Eighteen groups promoting democracy reform sent a letter Tuesday to Tom Perez, chairman of the Democratic National Committee, asking for a presidential debate focused on the candidates' democracy reform plans.
"Whether it comes to addressing our climate crisis, lowering the cost of prescription drugs, ending gun violence, or any other issue Democratic candidates have been talking about on the campaign trail, the role of a healthy democracy in achieving those ends is undeniable," the letter states.
The groups who signed the letter are: Brennan Center for Justice, The Center for Popular Democracy, Common Cause, Communications Workers of America, Democracy 21, The Democratic Coalition, End Citizens United, Equal Citizens, Indivisible, New American Leaders, New American Leaders Action Fund, New Mexicans for Money Out of Politics, People for the American Way, Progressive Turnout Project, Protect Democracy, Public Citizen, Voices for Progress and Wolf-PAC.
Public financing of federal campaigns has become a talking point for Democratic presidential candidates, most of whom have decried the corrupting influence of outside money in politics.
Tax returns released by several of the highest-profile candidates, however, reveal a disconnect between their speeches and their actions.
Cory Booker, Kamala Harris and Beto O'Rourke have co-sponsored legislation in Congress to create or significantly expand public financing of congressional and presidential elections. But on the annual income tax returns they've made public, none has checked the box for participating in the only current federal public finance system — the largely moribund Presidential Election Campaign Fund.
And Bernie Sanders, the most prominent crusader for public financing, leaves the box unchecked in most years.
Those decisions have created a small but symbolic gap between words and deeds that political opponents love to pounce on. These candidates could also be exposing themselves to criticism they are being hypocritical, or at least insincere, on one of the most ambitious democracy reform ideas being deliberated in the 2020 presidential campaign.
In addition, none of the Democrats has asked to take money from the fund. To qualify for public money, presidential candidates must agree not to accept private contributions and cap their spending in each state. This puts modern-day candidates at a disadvantage in an era of skyrocketing campaign costs.

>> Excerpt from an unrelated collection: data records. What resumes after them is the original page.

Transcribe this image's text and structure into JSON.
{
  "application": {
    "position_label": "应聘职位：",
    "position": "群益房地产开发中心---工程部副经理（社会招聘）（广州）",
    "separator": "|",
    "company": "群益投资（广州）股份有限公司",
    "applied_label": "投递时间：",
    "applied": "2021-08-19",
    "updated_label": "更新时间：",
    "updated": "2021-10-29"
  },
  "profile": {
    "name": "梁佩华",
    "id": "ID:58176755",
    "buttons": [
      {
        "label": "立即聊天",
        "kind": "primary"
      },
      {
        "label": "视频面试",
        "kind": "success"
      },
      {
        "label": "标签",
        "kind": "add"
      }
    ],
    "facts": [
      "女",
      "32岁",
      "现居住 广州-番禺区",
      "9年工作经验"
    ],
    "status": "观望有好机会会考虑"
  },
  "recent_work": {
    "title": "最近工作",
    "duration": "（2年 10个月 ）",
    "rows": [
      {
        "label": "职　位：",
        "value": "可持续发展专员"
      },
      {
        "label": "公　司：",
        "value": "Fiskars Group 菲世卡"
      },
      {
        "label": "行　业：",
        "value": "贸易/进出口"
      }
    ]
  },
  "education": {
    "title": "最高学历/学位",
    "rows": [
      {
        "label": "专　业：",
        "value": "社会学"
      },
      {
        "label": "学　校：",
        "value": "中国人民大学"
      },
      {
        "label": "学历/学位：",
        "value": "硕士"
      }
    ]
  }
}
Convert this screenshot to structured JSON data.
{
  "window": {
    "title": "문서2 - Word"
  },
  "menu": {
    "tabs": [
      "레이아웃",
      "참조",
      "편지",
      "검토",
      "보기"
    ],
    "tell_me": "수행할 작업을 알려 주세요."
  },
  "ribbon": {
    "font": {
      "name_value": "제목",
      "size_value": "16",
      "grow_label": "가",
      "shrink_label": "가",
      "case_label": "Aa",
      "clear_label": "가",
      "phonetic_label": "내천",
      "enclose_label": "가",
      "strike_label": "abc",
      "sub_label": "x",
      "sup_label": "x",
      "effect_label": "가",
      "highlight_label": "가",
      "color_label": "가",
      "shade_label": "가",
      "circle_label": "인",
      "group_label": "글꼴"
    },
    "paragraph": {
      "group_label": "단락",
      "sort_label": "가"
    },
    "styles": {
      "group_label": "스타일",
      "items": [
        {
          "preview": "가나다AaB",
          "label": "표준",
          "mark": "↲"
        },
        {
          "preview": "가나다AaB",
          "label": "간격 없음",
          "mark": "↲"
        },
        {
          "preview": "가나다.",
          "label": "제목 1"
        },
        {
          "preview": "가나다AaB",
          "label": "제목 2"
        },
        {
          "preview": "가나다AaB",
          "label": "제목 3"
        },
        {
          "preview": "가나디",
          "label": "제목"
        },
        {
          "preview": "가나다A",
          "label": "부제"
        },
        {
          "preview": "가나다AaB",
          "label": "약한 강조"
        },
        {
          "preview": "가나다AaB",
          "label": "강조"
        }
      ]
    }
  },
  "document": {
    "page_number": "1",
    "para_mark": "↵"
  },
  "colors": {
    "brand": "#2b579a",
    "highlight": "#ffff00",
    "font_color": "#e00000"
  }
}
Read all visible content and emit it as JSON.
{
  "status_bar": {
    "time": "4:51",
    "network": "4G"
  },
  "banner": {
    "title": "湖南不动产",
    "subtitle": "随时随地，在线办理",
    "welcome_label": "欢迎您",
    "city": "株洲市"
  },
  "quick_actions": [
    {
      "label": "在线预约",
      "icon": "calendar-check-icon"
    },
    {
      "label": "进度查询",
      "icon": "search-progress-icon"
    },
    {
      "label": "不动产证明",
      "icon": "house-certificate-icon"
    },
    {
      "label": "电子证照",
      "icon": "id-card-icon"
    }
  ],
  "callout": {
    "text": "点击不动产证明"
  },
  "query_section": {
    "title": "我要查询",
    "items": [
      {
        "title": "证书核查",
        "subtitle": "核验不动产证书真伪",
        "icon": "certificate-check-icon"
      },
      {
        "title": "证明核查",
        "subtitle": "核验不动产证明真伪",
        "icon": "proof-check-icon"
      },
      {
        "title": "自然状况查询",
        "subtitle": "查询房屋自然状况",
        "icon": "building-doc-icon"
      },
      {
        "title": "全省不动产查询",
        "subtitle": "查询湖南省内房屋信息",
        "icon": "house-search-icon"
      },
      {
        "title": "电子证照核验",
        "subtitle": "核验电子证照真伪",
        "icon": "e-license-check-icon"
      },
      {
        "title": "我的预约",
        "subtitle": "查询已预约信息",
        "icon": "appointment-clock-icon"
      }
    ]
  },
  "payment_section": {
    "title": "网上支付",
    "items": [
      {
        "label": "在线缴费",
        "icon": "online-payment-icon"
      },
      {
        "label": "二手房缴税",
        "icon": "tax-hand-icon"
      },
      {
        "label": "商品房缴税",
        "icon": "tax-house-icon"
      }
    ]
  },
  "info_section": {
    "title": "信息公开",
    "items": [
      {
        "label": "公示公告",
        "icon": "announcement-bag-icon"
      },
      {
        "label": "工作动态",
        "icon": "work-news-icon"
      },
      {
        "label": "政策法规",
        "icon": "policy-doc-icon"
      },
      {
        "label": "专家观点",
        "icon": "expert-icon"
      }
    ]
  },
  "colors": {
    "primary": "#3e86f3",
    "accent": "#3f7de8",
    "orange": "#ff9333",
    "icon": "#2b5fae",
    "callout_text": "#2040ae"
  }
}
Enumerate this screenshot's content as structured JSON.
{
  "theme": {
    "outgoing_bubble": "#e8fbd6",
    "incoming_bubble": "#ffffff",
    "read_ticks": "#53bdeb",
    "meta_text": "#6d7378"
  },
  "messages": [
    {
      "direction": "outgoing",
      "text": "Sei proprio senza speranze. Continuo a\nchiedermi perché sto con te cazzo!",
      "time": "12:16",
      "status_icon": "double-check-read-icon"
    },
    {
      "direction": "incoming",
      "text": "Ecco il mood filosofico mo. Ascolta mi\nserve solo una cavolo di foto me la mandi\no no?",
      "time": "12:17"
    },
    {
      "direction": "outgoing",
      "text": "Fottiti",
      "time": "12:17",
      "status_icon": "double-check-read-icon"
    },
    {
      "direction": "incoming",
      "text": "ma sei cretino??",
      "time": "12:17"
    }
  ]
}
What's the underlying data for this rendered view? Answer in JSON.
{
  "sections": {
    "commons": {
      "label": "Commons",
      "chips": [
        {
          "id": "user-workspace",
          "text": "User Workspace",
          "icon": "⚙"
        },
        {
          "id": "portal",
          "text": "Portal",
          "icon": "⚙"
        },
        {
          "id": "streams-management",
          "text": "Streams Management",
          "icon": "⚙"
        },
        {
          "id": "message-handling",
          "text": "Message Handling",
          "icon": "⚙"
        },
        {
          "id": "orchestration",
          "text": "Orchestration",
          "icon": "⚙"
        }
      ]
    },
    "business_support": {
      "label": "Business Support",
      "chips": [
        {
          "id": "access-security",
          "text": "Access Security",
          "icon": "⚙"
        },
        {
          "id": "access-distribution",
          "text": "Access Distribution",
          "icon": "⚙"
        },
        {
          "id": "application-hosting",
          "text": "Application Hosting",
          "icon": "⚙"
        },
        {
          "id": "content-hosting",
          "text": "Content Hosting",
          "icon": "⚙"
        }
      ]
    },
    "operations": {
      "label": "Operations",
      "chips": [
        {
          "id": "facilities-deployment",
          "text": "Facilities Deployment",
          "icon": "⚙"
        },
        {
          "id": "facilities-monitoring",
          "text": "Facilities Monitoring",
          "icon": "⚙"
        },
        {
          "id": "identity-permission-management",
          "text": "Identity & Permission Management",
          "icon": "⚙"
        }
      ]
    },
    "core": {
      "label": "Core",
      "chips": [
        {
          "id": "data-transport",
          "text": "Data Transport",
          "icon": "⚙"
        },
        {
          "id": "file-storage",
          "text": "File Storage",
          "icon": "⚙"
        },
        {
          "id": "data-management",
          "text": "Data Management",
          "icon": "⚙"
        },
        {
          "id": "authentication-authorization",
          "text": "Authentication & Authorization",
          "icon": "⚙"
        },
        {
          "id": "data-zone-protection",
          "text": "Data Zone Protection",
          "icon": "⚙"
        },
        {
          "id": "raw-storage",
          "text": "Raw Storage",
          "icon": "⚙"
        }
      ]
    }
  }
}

Democracy 21 and the Democracy 21 Education Fund work to strengthen the integrity and fairness of our democracy and to increase the role of citizens in our political process. The organization brings unique policy and litigation experience and expertise to campaign finance and democracy issues, and to related government integrity, transparency and accountability issues. Since we began in 1997, the organization has played a leading national role in the efforts to address the nation's campaign finance problems through public education, litigation, and other efforts. D21 President Fred Wertheimer has played a key role in every major campaign finance reform and ethics battle in Congress since the post-Watergate reforms in the 1970s and has participated as a lawyer in every major Supreme Court campaign finance case during this period. Democracy 21 manages a coalition of reform groups that meet regularly to develop approaches and strategies for promoting democracy reforms.